Instead of her regular space, Elizabeth White’s office is transformed into a test kitchen and cooking class for the school’s families.
“We meet once a month and have an average of 15 moms and sometimes some dads who join us,” says White, KIPP Kirkpatrick’s Family and Community Engagement Specialist
White and cooking instructor, Betsy Fisher, busy themselves handing out aprons and prepping each of the workstations with all the necessary ingredients and recipes needed for the day’s meals.
“It makes me feel connected to the school and to other parents,” explains Tonette Fletcher, who has three children at KIPP Kirkpatrick.
Fisher, who has been a long-time volunteer at the school, is a self-taught cook who loves sharing her knowledge with others. For Fisher, the class is about nurturing a love of cooking in others, as well as helping families become more comfortable in the kitchen so they might be more inclined to cook at home.
Since the class began in October 2017, Fisher explains, “I’ve been teaching lots of basic cooking skills: how to dice an onion, how to measure dry versus wet ingredients, as well as how to plan a menu, how to multi-task in the kitchen, and how to keep and store leftovers.”
Once Fisher does her mini lesson at the beginning of class and goes over the cooking skills needed to execute the meals they will be working on, the parents split into three groups and each make a different recipe together.
The class helps families build relationships with each other, as well as the school, but there are also long-term benefits White hopes come out of it.
“We hope the class teaches parents how to make easy meals using simple ingredients, as well as educating them on how to make healthy choices in the kitchen and the grocery store,” says White. “Cooking doesn’t have to be intimidating or scary!
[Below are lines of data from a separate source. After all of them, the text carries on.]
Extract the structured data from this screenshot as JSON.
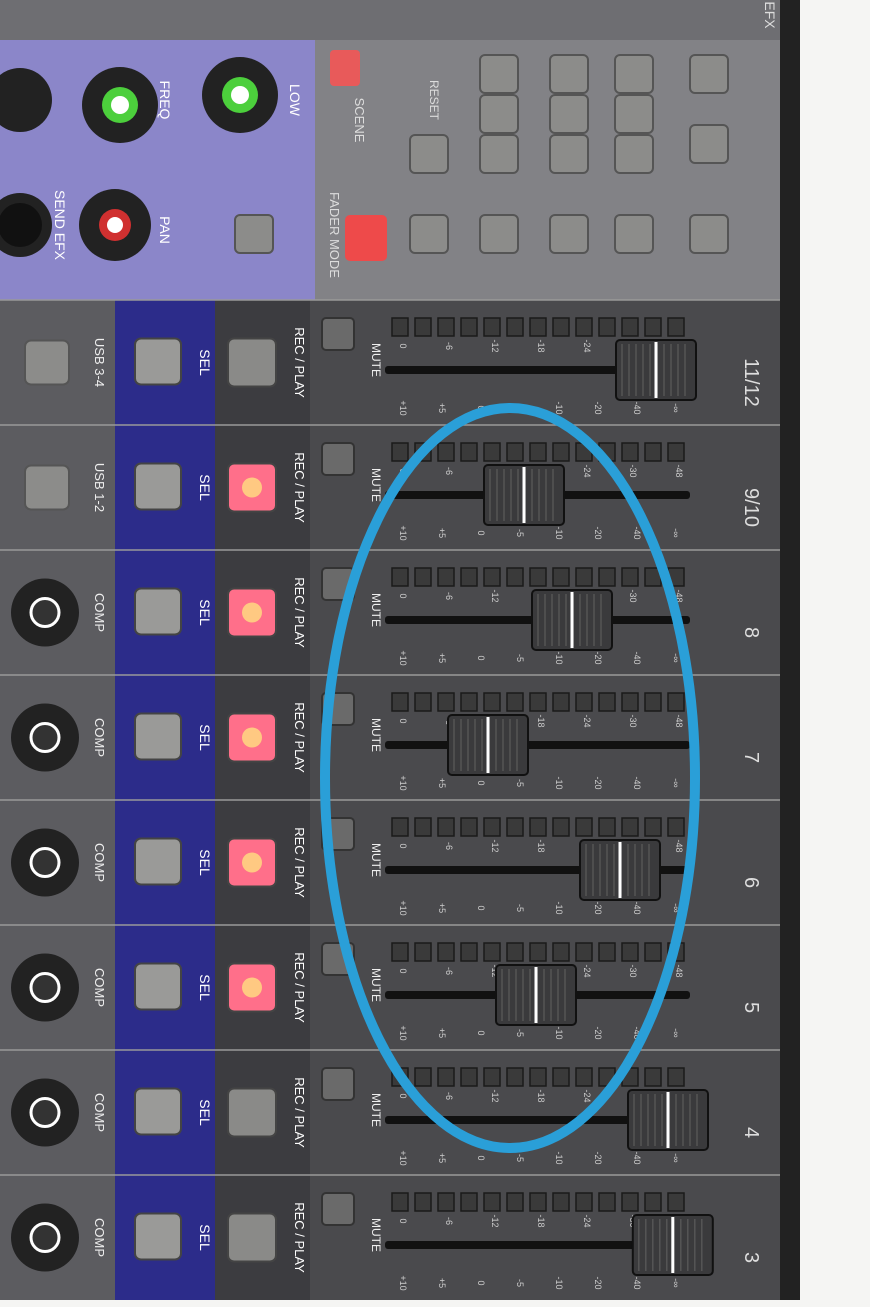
{
  "photo": {
    "rotation_deg": 90,
    "colors": {
      "panel_grey": "#6e6e72",
      "panel_dark": "#3a3a3e",
      "panel_purple": "#8b86c9",
      "sel_strip": "#2c2c8a",
      "fader_area": "#4a4a4d",
      "led_lit": "#ff6f8a",
      "button_grey": "#8c8c8a",
      "annotation_ellipse": "#2a9fd8",
      "knob_green": "#4ccf3c",
      "knob_red": "#d03030"
    }
  },
  "top_section": {
    "knob_labels": [
      "SEND EFX",
      "FREQ",
      "PAN",
      "LOW"
    ],
    "scene_label": "SCENE",
    "reset_label": "RESET",
    "fader_mode_label": "FADER MODE",
    "efx_label": "EFX"
  },
  "channels": [
    {
      "number": "11/12",
      "mute": "MUTE",
      "top_label": "USB 3-4",
      "sel": "SEL",
      "rec": "REC / PLAY",
      "rec_lit": false,
      "fader_level": 0.9
    },
    {
      "number": "9/10",
      "mute": "MUTE",
      "top_label": "USB 1-2",
      "sel": "SEL",
      "rec": "REC / PLAY",
      "rec_lit": true,
      "fader_level": 0.35
    },
    {
      "number": "8",
      "mute": "MUTE",
      "top_label": "COMP",
      "sel": "SEL",
      "rec": "REC / PLAY",
      "rec_lit": true,
      "fader_level": 0.55
    },
    {
      "number": "7",
      "mute": "MUTE",
      "top_label": "COMP",
      "sel": "SEL",
      "rec": "REC / PLAY",
      "rec_lit": true,
      "fader_level": 0.2
    },
    {
      "number": "6",
      "mute": "MUTE",
      "top_label": "COMP",
      "sel": "SEL",
      "rec": "REC / PLAY",
      "rec_lit": true,
      "fader_level": 0.75
    },
    {
      "number": "5",
      "mute": "MUTE",
      "top_label": "COMP",
      "sel": "SEL",
      "rec": "REC / PLAY",
      "rec_lit": true,
      "fader_level": 0.4
    },
    {
      "number": "4",
      "mute": "MUTE",
      "top_label": "COMP",
      "sel": "SEL",
      "rec": "REC / PLAY",
      "rec_lit": false,
      "fader_level": 0.95
    },
    {
      "number": "3",
      "mute": "MUTE",
      "top_label": "COMP",
      "sel": "SEL",
      "rec": "REC / PLAY",
      "rec_lit": false,
      "fader_level": 0.97
    }
  ],
  "meter_scale": [
    "0",
    "-6",
    "-12",
    "-18",
    "-24",
    "-30",
    "-48"
  ],
  "fader_scale": [
    "+10",
    "+5",
    "0",
    "-5",
    "-10",
    "-20",
    "-40",
    "-∞"
  ]
}
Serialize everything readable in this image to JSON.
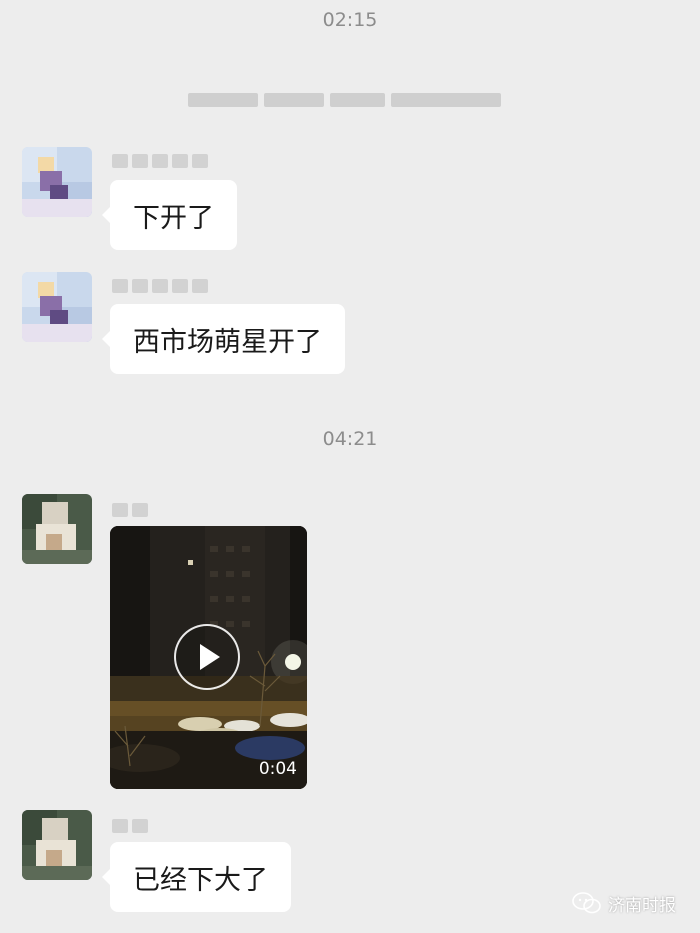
{
  "chat": {
    "timestamps": [
      "02:15",
      "04:21"
    ],
    "messages": [
      {
        "type": "text",
        "text": "下开了"
      },
      {
        "type": "text",
        "text": "西市场萌星开了"
      },
      {
        "type": "video",
        "duration": "0:04"
      },
      {
        "type": "text",
        "text": "已经下大了"
      }
    ]
  },
  "watermark": {
    "text": "济南时报",
    "icon": "wechat-logo-icon"
  },
  "colors": {
    "background": "#ededed",
    "bubble": "#ffffff",
    "timestamp": "#8c8c8c"
  }
}
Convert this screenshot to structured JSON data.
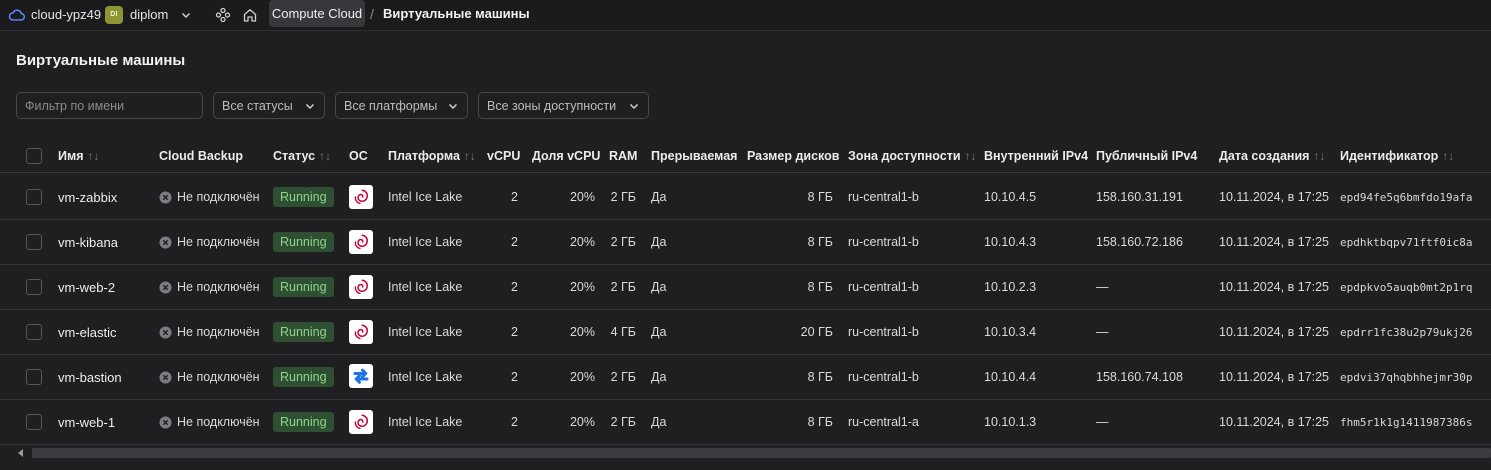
{
  "topbar": {
    "cloud_name": "cloud-ypz49",
    "folder_badge": "DI",
    "folder_name": "diplom",
    "service_crumb": "Compute Cloud",
    "separator": "/",
    "current_crumb": "Виртуальные машины"
  },
  "page": {
    "title": "Виртуальные машины"
  },
  "filters": {
    "name_placeholder": "Фильтр по имени",
    "status_select": "Все статусы",
    "platform_select": "Все платформы",
    "zone_select": "Все зоны доступности"
  },
  "table": {
    "columns": {
      "name": "Имя",
      "backup": "Cloud Backup",
      "status": "Статус",
      "os": "ОС",
      "platform": "Платформа",
      "vcpu": "vCPU",
      "vcpu_share": "Доля vCPU",
      "ram": "RAM",
      "preemptible": "Прерываемая",
      "disk_size": "Размер дисков",
      "zone": "Зона доступности",
      "ipv4_internal": "Внутренний IPv4",
      "ipv4_public": "Публичный IPv4",
      "created": "Дата создания",
      "id": "Идентификатор"
    },
    "sort_glyph": "↑↓",
    "rows": [
      {
        "name": "vm-zabbix",
        "backup": "Не подключён",
        "status": "Running",
        "os": "debian-icon",
        "platform": "Intel Ice Lake",
        "vcpu": "2",
        "vcpu_share": "20%",
        "ram": "2 ГБ",
        "preemptible": "Да",
        "disk_size": "8 ГБ",
        "zone": "ru-central1-b",
        "ipv4_internal": "10.10.4.5",
        "ipv4_public": "158.160.31.191",
        "created": "10.11.2024, в 17:25",
        "id": "epd94fe5q6bmfdo19afa"
      },
      {
        "name": "vm-kibana",
        "backup": "Не подключён",
        "status": "Running",
        "os": "debian-icon",
        "platform": "Intel Ice Lake",
        "vcpu": "2",
        "vcpu_share": "20%",
        "ram": "2 ГБ",
        "preemptible": "Да",
        "disk_size": "8 ГБ",
        "zone": "ru-central1-b",
        "ipv4_internal": "10.10.4.3",
        "ipv4_public": "158.160.72.186",
        "created": "10.11.2024, в 17:25",
        "id": "epdhktbqpv71ftf0ic8a"
      },
      {
        "name": "vm-web-2",
        "backup": "Не подключён",
        "status": "Running",
        "os": "debian-icon",
        "platform": "Intel Ice Lake",
        "vcpu": "2",
        "vcpu_share": "20%",
        "ram": "2 ГБ",
        "preemptible": "Да",
        "disk_size": "8 ГБ",
        "zone": "ru-central1-b",
        "ipv4_internal": "10.10.2.3",
        "ipv4_public": "—",
        "created": "10.11.2024, в 17:25",
        "id": "epdpkvo5auqb0mt2p1rq"
      },
      {
        "name": "vm-elastic",
        "backup": "Не подключён",
        "status": "Running",
        "os": "debian-icon",
        "platform": "Intel Ice Lake",
        "vcpu": "2",
        "vcpu_share": "20%",
        "ram": "4 ГБ",
        "preemptible": "Да",
        "disk_size": "20 ГБ",
        "zone": "ru-central1-b",
        "ipv4_internal": "10.10.3.4",
        "ipv4_public": "—",
        "created": "10.11.2024, в 17:25",
        "id": "epdrr1fc38u2p79ukj26"
      },
      {
        "name": "vm-bastion",
        "backup": "Не подключён",
        "status": "Running",
        "os": "nat-instance-icon",
        "platform": "Intel Ice Lake",
        "vcpu": "2",
        "vcpu_share": "20%",
        "ram": "2 ГБ",
        "preemptible": "Да",
        "disk_size": "8 ГБ",
        "zone": "ru-central1-b",
        "ipv4_internal": "10.10.4.4",
        "ipv4_public": "158.160.74.108",
        "created": "10.11.2024, в 17:25",
        "id": "epdvi37qhqbhhejmr30p"
      },
      {
        "name": "vm-web-1",
        "backup": "Не подключён",
        "status": "Running",
        "os": "debian-icon",
        "platform": "Intel Ice Lake",
        "vcpu": "2",
        "vcpu_share": "20%",
        "ram": "2 ГБ",
        "preemptible": "Да",
        "disk_size": "8 ГБ",
        "zone": "ru-central1-a",
        "ipv4_internal": "10.10.1.3",
        "ipv4_public": "—",
        "created": "10.11.2024, в 17:25",
        "id": "fhm5r1k1g1411987386s"
      }
    ]
  },
  "colors": {
    "background": "#1f1f22",
    "status_running_bg": "#2e4f31",
    "status_running_text": "#8fd58e",
    "folder_badge": "#8c9635"
  }
}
Anyone can follow a simple recipe and make a delicious meal for their family.”
While Tonette chops an onion for their chicken noodle soup, she adds, “It’s really nice to learn new things, especially quick recipes that you can throw together with things you already have in your pantry.”
The cooking class is made possible through a grant from a KIPP Kirkpatrick community partner, Christ Presbyterian Church.
White explains, “I think it’s really important for our families to have access to high quality opportunities like a cooking class. Besides teaching and empowering them to cook healthy food for their families, an invitation to something like this sends the message, ‘You matter, you and your children are important, and you deserve the best- no matter where you live or how much money you make.’ It’s always my goal to make sure our families hear that message, and I think things like cooking class are one small way we as a school can do that.”
Of course, after all the hard work is done and the food is ready to eat, the class gets to enjoy the fruits of their labor by sitting down and sharing a meal together. Any leftovers are sent home with the families, along with a recipe binder that is added to each month.
With love, from the Kitchen of KIPP Kirkpatrick Elementary School.